Data excerpts —

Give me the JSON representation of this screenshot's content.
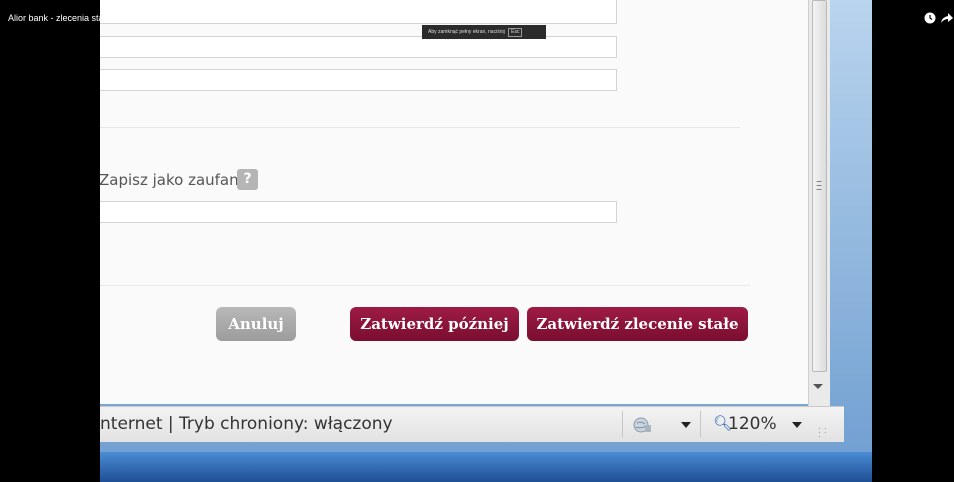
{
  "video": {
    "title": "Alior bank - zlecenia stałe.",
    "fullscreen_hint": "Aby zamknąć pełny ekran, naciśnij",
    "esc_key": "Esc"
  },
  "form": {
    "trusted_label": "Zapisz jako zaufany",
    "help_badge": "?"
  },
  "buttons": {
    "cancel": "Anuluj",
    "confirm_later": "Zatwierdź później",
    "confirm_standing_order": "Zatwierdź zlecenie stałe"
  },
  "statusbar": {
    "zone_text": "nternet | Tryb chroniony: włączony",
    "zoom": "120%"
  },
  "icons": {
    "help": "help-icon",
    "globe": "security-zone-icon",
    "zoom": "magnifier-icon",
    "clock": "watch-later-icon",
    "share": "share-icon"
  },
  "colors": {
    "primary_button": "#8a1339",
    "secondary_button": "#a8a8a8",
    "help_badge": "#b5b5b5"
  }
}
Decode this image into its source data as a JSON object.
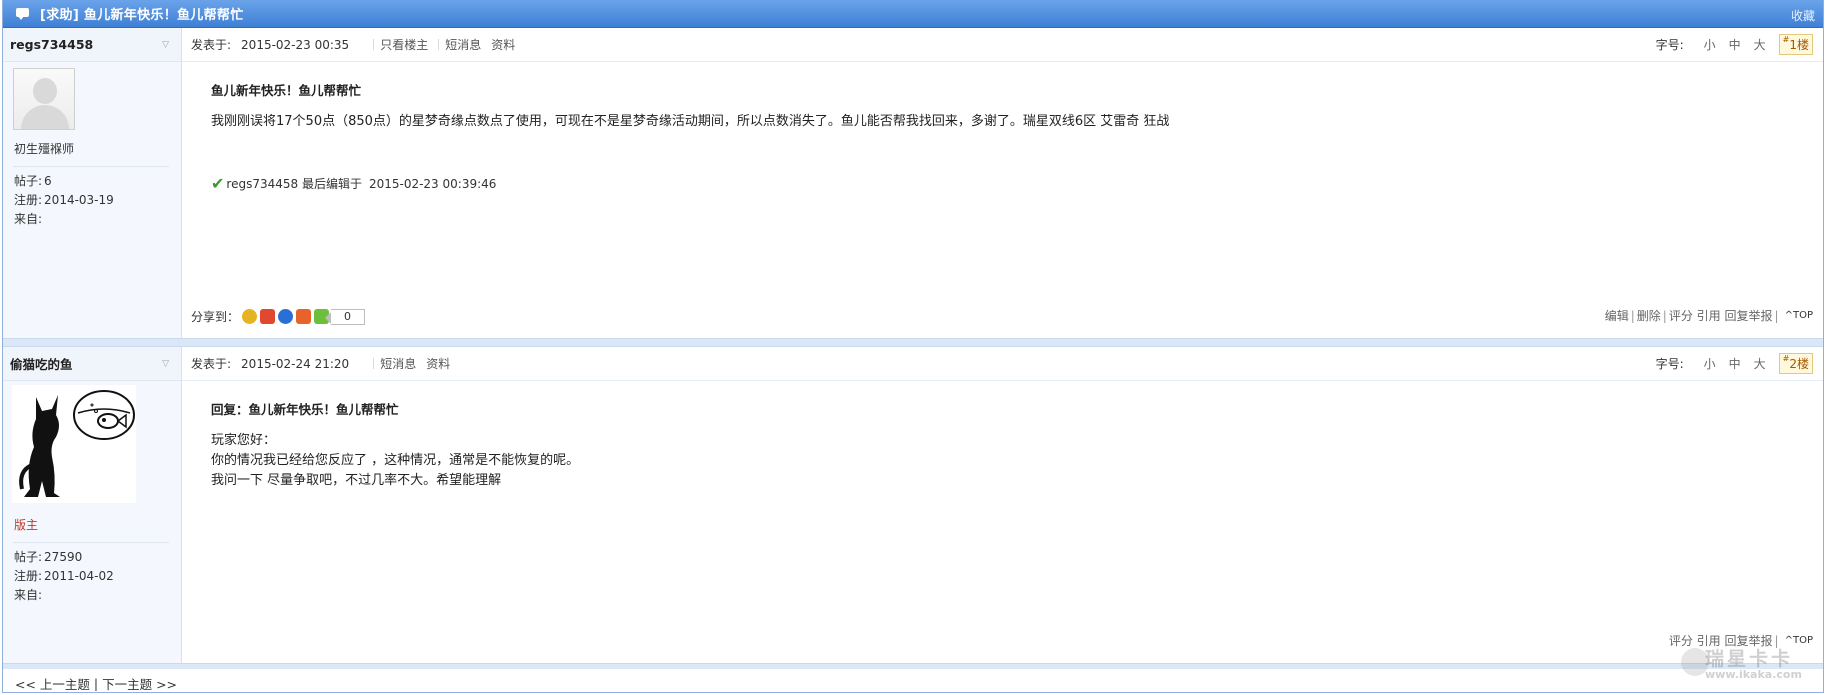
{
  "thread": {
    "title": "[求助] 鱼儿新年快乐！鱼儿帮帮忙",
    "favorite_label": "收藏"
  },
  "labels": {
    "posted_at": "发表于:",
    "only_op": "只看楼主",
    "short_msg": "短消息",
    "profile": "资料",
    "font_size": "字号:",
    "size_small": "小",
    "size_medium": "中",
    "size_large": "大",
    "share_to": "分享到：",
    "posts": "帖子:",
    "registered": "注册:",
    "from": "来自:",
    "edit": "编辑",
    "delete": "删除",
    "rate": "评分",
    "quote": "引用",
    "reply": "回复",
    "report": "举报",
    "top": "TOP",
    "separator": "|"
  },
  "posts": [
    {
      "username": "regs734458",
      "rank": "初生殭褓师",
      "post_count": "6",
      "register_date": "2014-03-19",
      "from": "",
      "posted_date": "2015-02-23 00:35",
      "floor": "1楼",
      "subject": "鱼儿新年快乐！鱼儿帮帮忙",
      "message": "我刚刚误将17个50点（850点）的星梦奇缘点数点了使用，可现在不是星梦奇缘活动期间，所以点数消失了。鱼儿能否帮我找回来，多谢了。瑞星双线6区 艾雷奇 狂战",
      "edited_by": "regs734458 最后编辑于",
      "edited_time": "2015-02-23 00:39:46",
      "share_count": "0"
    },
    {
      "username": "偷猫吃的鱼",
      "rank": "版主",
      "post_count": "27590",
      "register_date": "2011-04-02",
      "from": "",
      "posted_date": "2015-02-24 21:20",
      "floor": "2楼",
      "subject": "回复：鱼儿新年快乐！鱼儿帮帮忙",
      "lines": [
        "玩家您好：",
        "你的情况我已经给您反应了 ，这种情况，通常是不能恢复的呢。",
        "我问一下  尽量争取吧，不过几率不大。希望能理解"
      ]
    }
  ],
  "navigation": {
    "prev": "<< 上一主题",
    "sep": "|",
    "next": "下一主题 >>"
  },
  "watermark": {
    "brand": "瑞星卡卡",
    "url": "www.ikaka.com"
  },
  "colors": {
    "title_bar": "#3f80d6",
    "sidebar_bg": "#f4f7fd",
    "moderator": "#c0392b",
    "floor_bg": "#fff8dc"
  }
}
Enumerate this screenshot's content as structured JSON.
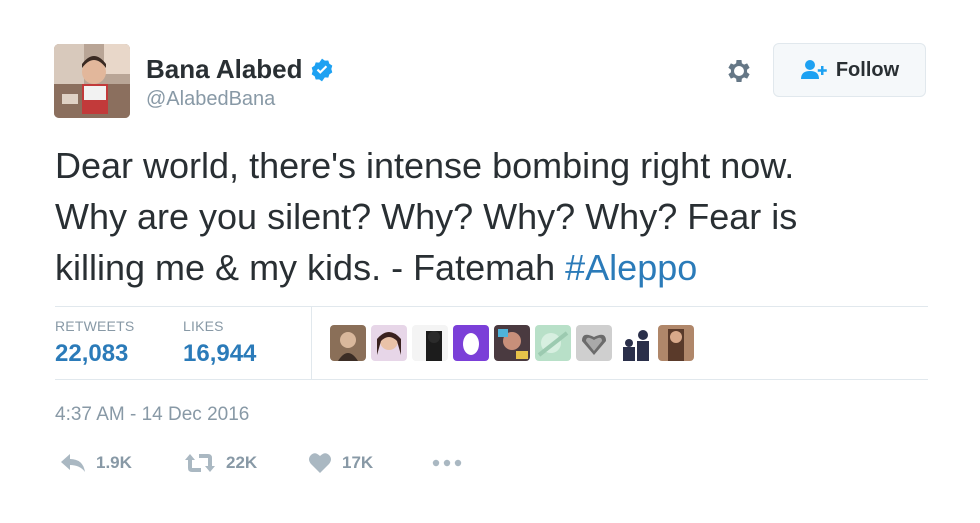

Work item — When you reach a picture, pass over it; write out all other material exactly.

Solved exercise —
Give me the JSON representation of this screenshot's content.
{
  "video": {
    "title": "Alior bank - zlecenia stałe.",
    "fullscreen_hint": "Aby zamknąć pełny ekran, naciśnij",
    "esc_key": "Esc"
  },
  "form": {
    "trusted_label": "Zapisz jako zaufany",
    "help_badge": "?"
  },
  "buttons": {
    "cancel": "Anuluj",
    "confirm_later": "Zatwierdź później",
    "confirm_standing_order": "Zatwierdź zlecenie stałe"
  },
  "statusbar": {
    "zone_text": "nternet | Tryb chroniony: włączony",
    "zoom": "120%"
  },
  "icons": {
    "help": "help-icon",
    "globe": "security-zone-icon",
    "zoom": "magnifier-icon",
    "clock": "watch-later-icon",
    "share": "share-icon"
  },
  "colors": {
    "primary_button": "#8a1339",
    "secondary_button": "#a8a8a8",
    "help_badge": "#b5b5b5"
  }
}
Decode this image into its source data as a JSON object.
{
  "thread": {
    "title": "[求助] 鱼儿新年快乐！鱼儿帮帮忙",
    "favorite_label": "收藏"
  },
  "labels": {
    "posted_at": "发表于:",
    "only_op": "只看楼主",
    "short_msg": "短消息",
    "profile": "资料",
    "font_size": "字号:",
    "size_small": "小",
    "size_medium": "中",
    "size_large": "大",
    "share_to": "分享到：",
    "posts": "帖子:",
    "registered": "注册:",
    "from": "来自:",
    "edit": "编辑",
    "delete": "删除",
    "rate": "评分",
    "quote": "引用",
    "reply": "回复",
    "report": "举报",
    "top": "TOP",
    "separator": "|"
  },
  "posts": [
    {
      "username": "regs734458",
      "rank": "初生殭褓师",
      "post_count": "6",
      "register_date": "2014-03-19",
      "from": "",
      "posted_date": "2015-02-23 00:35",
      "floor": "1楼",
      "subject": "鱼儿新年快乐！鱼儿帮帮忙",
      "message": "我刚刚误将17个50点（850点）的星梦奇缘点数点了使用，可现在不是星梦奇缘活动期间，所以点数消失了。鱼儿能否帮我找回来，多谢了。瑞星双线6区 艾雷奇 狂战",
      "edited_by": "regs734458 最后编辑于",
      "edited_time": "2015-02-23 00:39:46",
      "share_count": "0"
    },
    {
      "username": "偷猫吃的鱼",
      "rank": "版主",
      "post_count": "27590",
      "register_date": "2011-04-02",
      "from": "",
      "posted_date": "2015-02-24 21:20",
      "floor": "2楼",
      "subject": "回复：鱼儿新年快乐！鱼儿帮帮忙",
      "lines": [
        "玩家您好：",
        "你的情况我已经给您反应了 ，这种情况，通常是不能恢复的呢。",
        "我问一下  尽量争取吧，不过几率不大。希望能理解"
      ]
    }
  ],
  "navigation": {
    "prev": "<< 上一主题",
    "sep": "|",
    "next": "下一主题 >>"
  },
  "watermark": {
    "brand": "瑞星卡卡",
    "url": "www.ikaka.com"
  },
  "colors": {
    "title_bar": "#3f80d6",
    "sidebar_bg": "#f4f7fd",
    "moderator": "#c0392b",
    "floor_bg": "#fff8dc"
  }
}
Enumerate this screenshot's content as structured JSON.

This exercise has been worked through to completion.